This was a pretty recent review (just 2 months ago), but I've been putting a lot of miles on my bike with the Compass Chinook Pass 28 mm tires. The tires originally distinguished themselves by mounting up nice and straight on the rims, having a classic design that looks as good on a vintage bike as on a modern one, and having a nice supple casing that makes them feel springy and fast. I can easily say that the ride and handling of these tires continues to impress. As far as all the good things I observed about the tires, nothing has changed my opinion. So far (knock on wood) I have not had any flats with the tires, and a careful inspection shows that the tread seems to be holding up well. The tread is wearing a little faster on the back than on the front, which is completely normal, but I'm not seeing anything such as cuts or any other tread or sidewall damage.
One other thing that has not changed is the width of the tires. In my original review, I noted that the actual measurement of the tires as installed on my Mavic Open Pro rims came in at just over 26 mm, as opposed to the 28 mm listed on the sidewall. A couple of commenters suggested that the tires might increase in width over time, but so far that hasn't been the case -- or rather, any increase has been small enough to be relatively inconsequential. As I recall, my original measurement using a pair of digital calipers was about 26.2 mm. Right now, after about three months of use, I'm coming up with a measurement of about 26.5 mm -- still quite a ways off from 28. I'll continue to watch and monitor that - but for the time being, I'm still going to have to stick with my original assessment that if a person is after the largest tires that will fit, and they are trying to decide between two sizes, it probably wouldn't hurt to go with the larger one.

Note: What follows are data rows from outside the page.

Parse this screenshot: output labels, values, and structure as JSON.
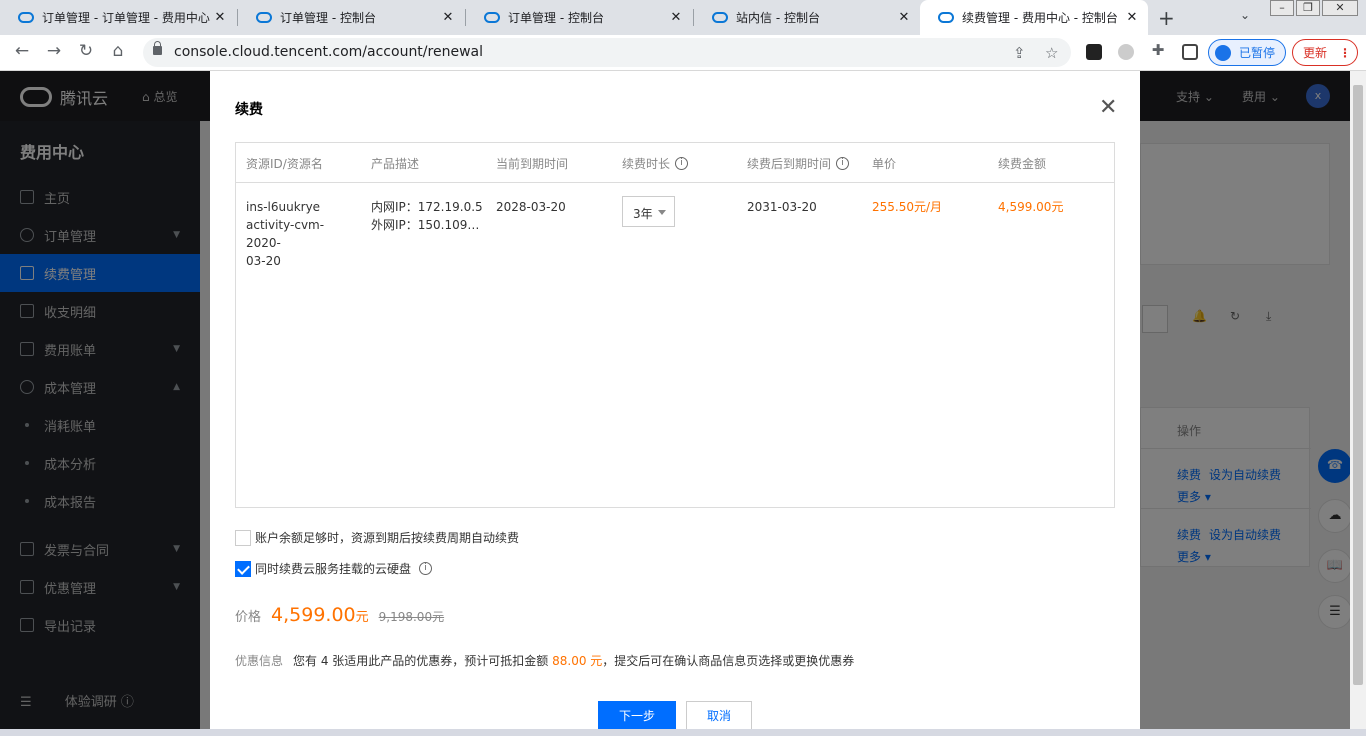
{
  "browser": {
    "tabs": [
      {
        "title": "订单管理 - 订单管理 - 费用中心",
        "active": false
      },
      {
        "title": "订单管理 - 控制台",
        "active": false
      },
      {
        "title": "订单管理 - 控制台",
        "active": false
      },
      {
        "title": "站内信 - 控制台",
        "active": false
      },
      {
        "title": "续费管理 - 费用中心 - 控制台",
        "active": true
      }
    ],
    "url": "console.cloud.tencent.com/account/renewal",
    "profile_label": "已暂停",
    "update_label": "更新"
  },
  "topnav": {
    "brand": "腾讯云",
    "overview": "总览",
    "items": [
      "支持",
      "费用"
    ],
    "avatar": "x"
  },
  "sidebar": {
    "title": "费用中心",
    "items": [
      {
        "label": "主页",
        "type": "icon",
        "arrow": false,
        "active": false
      },
      {
        "label": "订单管理",
        "type": "icon",
        "arrow": true,
        "active": false
      },
      {
        "label": "续费管理",
        "type": "icon",
        "arrow": false,
        "active": true
      },
      {
        "label": "收支明细",
        "type": "icon",
        "arrow": false,
        "active": false
      },
      {
        "label": "费用账单",
        "type": "icon",
        "arrow": true,
        "active": false
      },
      {
        "label": "成本管理",
        "type": "icon",
        "arrow": true,
        "active": false
      },
      {
        "label": "消耗账单",
        "type": "dot",
        "arrow": false,
        "active": false
      },
      {
        "label": "成本分析",
        "type": "dot",
        "arrow": false,
        "active": false
      },
      {
        "label": "成本报告",
        "type": "dot",
        "arrow": false,
        "active": false
      },
      {
        "label": "发票与合同",
        "type": "icon",
        "arrow": true,
        "active": false
      },
      {
        "label": "优惠管理",
        "type": "icon",
        "arrow": true,
        "active": false
      },
      {
        "label": "导出记录",
        "type": "icon",
        "arrow": false,
        "active": false
      }
    ],
    "footer": "体验调研"
  },
  "background": {
    "ops_header": "操作",
    "row_links": [
      "续费",
      "设为自动续费",
      "更多"
    ]
  },
  "modal": {
    "title": "续费",
    "table": {
      "headers": [
        "资源ID/资源名",
        "产品描述",
        "当前到期时间",
        "续费时长",
        "续费后到期时间",
        "单价",
        "续费金额"
      ],
      "row": {
        "resource_id": "ins-l6uukrye",
        "resource_name_1": "activity-cvm-2020-",
        "resource_name_2": "03-20",
        "private_ip": "内网IP：172.19.0.5",
        "public_ip": "外网IP：150.109…",
        "current_expiry": "2028-03-20",
        "duration": "3年",
        "new_expiry": "2031-03-20",
        "unit_price": "255.50元/月",
        "amount": "4,599.00元"
      }
    },
    "auto_renew_label": "账户余额足够时，资源到期后按续费周期自动续费",
    "auto_renew_checked": false,
    "disk_renew_label": "同时续费云服务挂载的云硬盘",
    "disk_renew_checked": true,
    "price_label": "价格",
    "price_value": "4,599.00",
    "price_unit": "元",
    "price_original": "9,198.00元",
    "discount_label": "优惠信息",
    "discount_text_1": "您有 4 张适用此产品的优惠券，预计可抵扣金额",
    "discount_amount": "88.00 元",
    "discount_text_2": "，提交后可在确认商品信息页选择或更换优惠券",
    "next_button": "下一步",
    "cancel_button": "取消"
  }
}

Rivendell "Thinny" Gloves
I first got the Rivendell leather gloves almost a year ago, drawn to the fact that they have no padding in the palms. Also, I have a retrogrouchy weakness for classic leather and crocheted cotton cycling gloves. The palms on these are a fine goatskin leather, though an imitation leather version is also available for the same $15 price. My original assessment on the gloves was that they were a good value and seemed to be pretty well-made for the price. I was hopeful that the lack of padding in the palms would relieve some of the discomfort I sometimes find with so-called "anatomic" padded gloves.
The gloves have even gone through the wash a couple of times with no real detriment. I hang them to dry - and when I'd first put them on after washing, the leather would be pretty stiff, but after only a few minutes of wearing they'd soften right up and feel "normal" again.
One thing I mentioned in my original review was fit. I found that the fit around my first three fingers (index, middle, ring) was good -- close, but not too tight -- but that the fit around the smallest finger and the thumb was really loose. I still find that odd. I mean, do other people tend to have really fat pinkies and thumbs? I did wonder if that looseness around the thumb would bother me, but in practice I often forget about it. I had thought that if it really annoyed me I might consider taking some cotton twine and do a bit of creative stitching to snug up the fit around the thumb, but it's never bothered me enough to go through the trouble.
A final observation on the gloves: In the Rivendell website description of the gloves, Grant Petersen writes "If they last a year, that's great. They're cheap, they protect your hands, soak up sweat, and are not a precious multi-year investment." Well, it that's the standard, then these have exceeded expectations. I don't know if I'll get another year out of them (though it's possible -- but I've also been known to lose gloves long before they've worn out) but I've definitely gotten my $15 worth, and when the time comes, I'll buy them again.
Pearl Izumi Elite Barrier Convertible Jacket
I've used this jacket for about three years now, and used it a lot -- any time temperatures have been from just below freezing up through the 40s. After all that time, one thing I'm noticing now is that the elastic at the cuffs is starting to give out. This very morning, in fact, I found that the resulting gap at the cuffs was letting a bit of cold air go up my sleeves. It's disappointing to see happening, but I guess I shouldn't be surprised. I might be able to use it a little longer, but it's probably time to start looking at replacements. The design and styling of the jacket has changed somewhat since I got mine, but if they kept the functional good points, I'll consider getting another one when the time comes. By the way, there is a non-convertible version of the jacket - but with the extra functionality of being able to convert it from jacket to vest, I can't imagine why someone would get the regular version.